EXCERPTED DATA
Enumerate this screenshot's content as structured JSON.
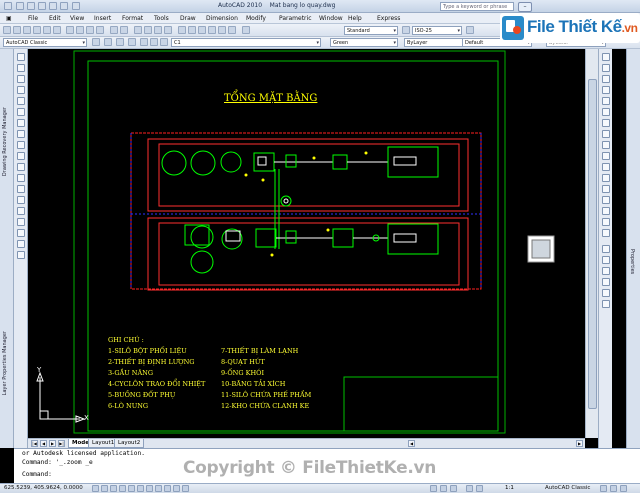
{
  "window": {
    "title": "AutoCAD 2010    Mat bang lo quay.dwg",
    "search_placeholder": "Type a keyword or phrase"
  },
  "menu": [
    "File",
    "Edit",
    "View",
    "Insert",
    "Format",
    "Tools",
    "Draw",
    "Dimension",
    "Modify",
    "Parametric",
    "Window",
    "Help",
    "Express"
  ],
  "toolbar": {
    "workspace": "AutoCAD Classic",
    "layer": "C1",
    "text_style": "Standard",
    "dim_style": "ISO-25",
    "color": "Green",
    "linetype": "ByLayer",
    "lineweight": "Default",
    "plot_style": "ByColor"
  },
  "brand": {
    "name": "File Thiết Kế",
    "suffix": ".vn"
  },
  "palettes": {
    "left_top": "Drawing Recovery Manager",
    "left_bottom": "Layer Properties Manager",
    "right": "Properties"
  },
  "drawing": {
    "title": "TỔNG MẶT BẰNG",
    "legend_heading": "GHI CHÚ :",
    "legend_col1": [
      "1-SILÔ BỘT PHỐI LIỆU",
      "2-THIẾT BỊ ĐỊNH LƯỢNG",
      "3-GẦU NÂNG",
      "4-CYCLÔN TRAO ĐỔI NHIỆT",
      "5-BUỒNG ĐỐT PHỤ",
      "6-LÒ NUNG"
    ],
    "legend_col2": [
      "7-THIẾT BỊ LÀM LẠNH",
      "8-QUẠT HÚT",
      "9-ỐNG KHÓI",
      "10-BĂNG TẢI XÍCH",
      "11-SILÔ CHỨA PHẾ PHẨM",
      "12-KHO CHỨA CLANH KE"
    ],
    "ucs_x": "X",
    "ucs_y": "Y"
  },
  "layout_tabs": [
    "Model",
    "Layout1",
    "Layout2"
  ],
  "command_line": {
    "lines": [
      "or Autodesk licensed application.",
      "Command: '_.zoom _e",
      "Command:"
    ]
  },
  "status_bar": {
    "coordinates": "625.5239, 405.9624, 0.0000",
    "zoom": "1:1",
    "workspace": "AutoCAD Classic"
  },
  "watermark": "Copyright © FileThietKe.vn",
  "colors": {
    "frame": "#00c000",
    "road": "#ff2020",
    "equipment": "#00ff00",
    "text": "#ffff00",
    "command_bg": "#ffffff"
  }
}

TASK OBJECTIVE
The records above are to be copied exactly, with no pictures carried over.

TASK ANSWER
Enumerate this screenshot's content as structured JSON.
{
  "window": {
    "title": "AutoCAD 2010    Mat bang lo quay.dwg",
    "search_placeholder": "Type a keyword or phrase"
  },
  "menu": [
    "File",
    "Edit",
    "View",
    "Insert",
    "Format",
    "Tools",
    "Draw",
    "Dimension",
    "Modify",
    "Parametric",
    "Window",
    "Help",
    "Express"
  ],
  "toolbar": {
    "workspace": "AutoCAD Classic",
    "layer": "C1",
    "text_style": "Standard",
    "dim_style": "ISO-25",
    "color": "Green",
    "linetype": "ByLayer",
    "lineweight": "Default",
    "plot_style": "ByColor"
  },
  "brand": {
    "name": "File Thiết Kế",
    "suffix": ".vn"
  },
  "palettes": {
    "left_top": "Drawing Recovery Manager",
    "left_bottom": "Layer Properties Manager",
    "right": "Properties"
  },
  "drawing": {
    "title": "TỔNG MẶT BẰNG",
    "legend_heading": "GHI CHÚ :",
    "legend_col1": [
      "1-SILÔ BỘT PHỐI LIỆU",
      "2-THIẾT BỊ ĐỊNH LƯỢNG",
      "3-GẦU NÂNG",
      "4-CYCLÔN TRAO ĐỔI NHIỆT",
      "5-BUỒNG ĐỐT PHỤ",
      "6-LÒ NUNG"
    ],
    "legend_col2": [
      "7-THIẾT BỊ LÀM LẠNH",
      "8-QUẠT HÚT",
      "9-ỐNG KHÓI",
      "10-BĂNG TẢI XÍCH",
      "11-SILÔ CHỨA PHẾ PHẨM",
      "12-KHO CHỨA CLANH KE"
    ],
    "ucs_x": "X",
    "ucs_y": "Y"
  },
  "layout_tabs": [
    "Model",
    "Layout1",
    "Layout2"
  ],
  "command_line": {
    "lines": [
      "or Autodesk licensed application.",
      "Command: '_.zoom _e",
      "Command:"
    ]
  },
  "status_bar": {
    "coordinates": "625.5239, 405.9624, 0.0000",
    "zoom": "1:1",
    "workspace": "AutoCAD Classic"
  },
  "watermark": "Copyright © FileThietKe.vn",
  "colors": {
    "frame": "#00c000",
    "road": "#ff2020",
    "equipment": "#00ff00",
    "text": "#ffff00",
    "command_bg": "#ffffff"
  }
}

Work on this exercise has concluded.